Though the state is progressing in terms of economic growth, it is known to have the lowest sex ratio in the country.
To tackle this issue and create awareness among students at a young age, the Krantijyoti Savitribai Phule Women's Studies Centre (KSPWSC) of University of Pune (UoP) would be gathering students from five colleges across the state -- Fergusson, St Mira's, CT Bora College in Shirur, TC College in Baramati and New Arts
College in Nagpur -- and enlighten them about the issue in a daylong convention called Yuvak Yuvati Melava, on January 11.
Grave issue: Beed recorded the worst figures this year, where there
were 801 girls to 1,00 boys
As part of their syllabus, the undergraduate students of KSPWSC have worked on the theme of child sex ratio by conducting surveys, research projects and preparing audio-visual materials. "We will release information manuals at the convention after which we will also visit several schools in the city and gram panchayats.
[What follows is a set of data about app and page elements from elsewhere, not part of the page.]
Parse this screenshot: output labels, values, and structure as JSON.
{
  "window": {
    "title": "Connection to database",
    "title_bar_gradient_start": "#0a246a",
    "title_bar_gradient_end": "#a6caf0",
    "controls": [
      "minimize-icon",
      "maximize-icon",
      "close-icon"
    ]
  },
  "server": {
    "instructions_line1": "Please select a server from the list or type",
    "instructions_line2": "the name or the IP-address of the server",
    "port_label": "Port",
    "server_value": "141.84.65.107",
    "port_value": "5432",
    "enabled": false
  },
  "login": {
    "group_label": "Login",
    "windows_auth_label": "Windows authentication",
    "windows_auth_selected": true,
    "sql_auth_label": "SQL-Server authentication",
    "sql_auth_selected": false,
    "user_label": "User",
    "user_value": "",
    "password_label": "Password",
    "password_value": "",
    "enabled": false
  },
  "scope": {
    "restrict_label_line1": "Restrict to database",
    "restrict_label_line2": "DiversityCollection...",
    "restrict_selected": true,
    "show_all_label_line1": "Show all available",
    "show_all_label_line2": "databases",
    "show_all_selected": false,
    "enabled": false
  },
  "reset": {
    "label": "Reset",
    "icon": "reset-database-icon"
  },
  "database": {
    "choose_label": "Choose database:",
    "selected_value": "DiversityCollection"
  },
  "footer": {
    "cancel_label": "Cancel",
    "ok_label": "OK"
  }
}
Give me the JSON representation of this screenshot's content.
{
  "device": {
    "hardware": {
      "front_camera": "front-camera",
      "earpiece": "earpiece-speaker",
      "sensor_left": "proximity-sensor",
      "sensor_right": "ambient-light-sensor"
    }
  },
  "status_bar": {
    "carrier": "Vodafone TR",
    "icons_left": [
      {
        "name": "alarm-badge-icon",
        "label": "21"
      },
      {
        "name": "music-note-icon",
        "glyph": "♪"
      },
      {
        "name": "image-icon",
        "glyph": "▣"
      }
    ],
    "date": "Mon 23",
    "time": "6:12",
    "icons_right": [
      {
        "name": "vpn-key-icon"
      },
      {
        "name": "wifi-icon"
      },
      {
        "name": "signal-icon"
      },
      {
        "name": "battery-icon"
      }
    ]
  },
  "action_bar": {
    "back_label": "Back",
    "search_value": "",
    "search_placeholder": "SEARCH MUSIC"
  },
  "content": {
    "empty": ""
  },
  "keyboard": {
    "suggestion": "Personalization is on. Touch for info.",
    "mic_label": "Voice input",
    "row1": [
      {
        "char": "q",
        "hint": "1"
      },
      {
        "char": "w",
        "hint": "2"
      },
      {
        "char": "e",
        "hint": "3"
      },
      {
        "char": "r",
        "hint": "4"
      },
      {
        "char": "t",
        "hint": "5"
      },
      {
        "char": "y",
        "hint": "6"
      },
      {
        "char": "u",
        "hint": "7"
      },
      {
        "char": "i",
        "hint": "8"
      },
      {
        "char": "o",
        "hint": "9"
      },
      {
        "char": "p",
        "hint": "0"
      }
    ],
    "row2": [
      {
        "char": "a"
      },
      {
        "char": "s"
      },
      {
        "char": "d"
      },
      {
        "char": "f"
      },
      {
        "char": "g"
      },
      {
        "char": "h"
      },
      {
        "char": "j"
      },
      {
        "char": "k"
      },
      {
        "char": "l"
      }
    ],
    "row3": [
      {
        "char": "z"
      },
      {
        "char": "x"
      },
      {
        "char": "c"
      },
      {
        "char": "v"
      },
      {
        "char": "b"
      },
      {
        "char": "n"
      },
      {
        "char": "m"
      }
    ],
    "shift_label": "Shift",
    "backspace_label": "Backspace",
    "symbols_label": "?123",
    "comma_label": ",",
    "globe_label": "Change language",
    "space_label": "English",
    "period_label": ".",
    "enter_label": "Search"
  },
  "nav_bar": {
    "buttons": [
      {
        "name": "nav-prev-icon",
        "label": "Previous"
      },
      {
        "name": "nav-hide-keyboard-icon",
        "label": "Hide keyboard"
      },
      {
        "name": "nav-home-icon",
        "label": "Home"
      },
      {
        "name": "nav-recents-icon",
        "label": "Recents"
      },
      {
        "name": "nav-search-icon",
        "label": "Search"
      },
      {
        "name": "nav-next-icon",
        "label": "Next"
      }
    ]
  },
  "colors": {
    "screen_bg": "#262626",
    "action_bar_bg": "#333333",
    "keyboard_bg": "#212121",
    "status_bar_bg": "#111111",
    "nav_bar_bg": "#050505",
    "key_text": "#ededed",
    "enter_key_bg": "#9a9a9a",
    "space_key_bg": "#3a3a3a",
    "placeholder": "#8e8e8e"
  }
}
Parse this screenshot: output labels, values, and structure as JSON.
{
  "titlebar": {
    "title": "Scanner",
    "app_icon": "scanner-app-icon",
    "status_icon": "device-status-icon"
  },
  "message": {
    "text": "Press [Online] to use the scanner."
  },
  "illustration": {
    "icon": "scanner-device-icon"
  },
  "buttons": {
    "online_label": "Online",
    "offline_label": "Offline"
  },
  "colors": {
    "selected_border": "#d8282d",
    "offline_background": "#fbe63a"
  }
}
Theses manuals will be distributed among teachers and students so that it is discussed in the classrooms," said KSPWSC lecturer and organiser, Anagha Tambe.
According to the official figures of child sex ratio in the state, there has been a decrease of 3.29 per cent of girl children, below the age of six sicne last decade. In 2001, there were 913 girls per 1000 boys, while the number of the fairer sex dwindeled 30 per cent to 883 during this year's census.
Of the the 35 districts in the state, Beed recorded the worst numbers, as it witnessed a drop of 93 girls since last decade. Figures showed that in 2001 there were 894 girls against 801 in 2011. Pune district, however, witnessed a fall of 29 girls as compared to 902 girls in 2001.
About 95 per cent of districts in the state have witnessed further decline in sex ratio. Barring Sangli and Chandrapur, 33 districts including Latur, Ahmadnagar, Nashik, Parbhani, Hingoli, Jalna and Buldana, witnessed a massive decline in the last decade. Only Ratnagiri tops in the state with 1,123 female per 1,000 males.
Seeking a solution
"The steady decline in sex ratio in these regions looks disturbing. The solution to maintaining the ratio lies in targeting students at a tender age and sensitising them about the issue at a grassroots level," added Tambe.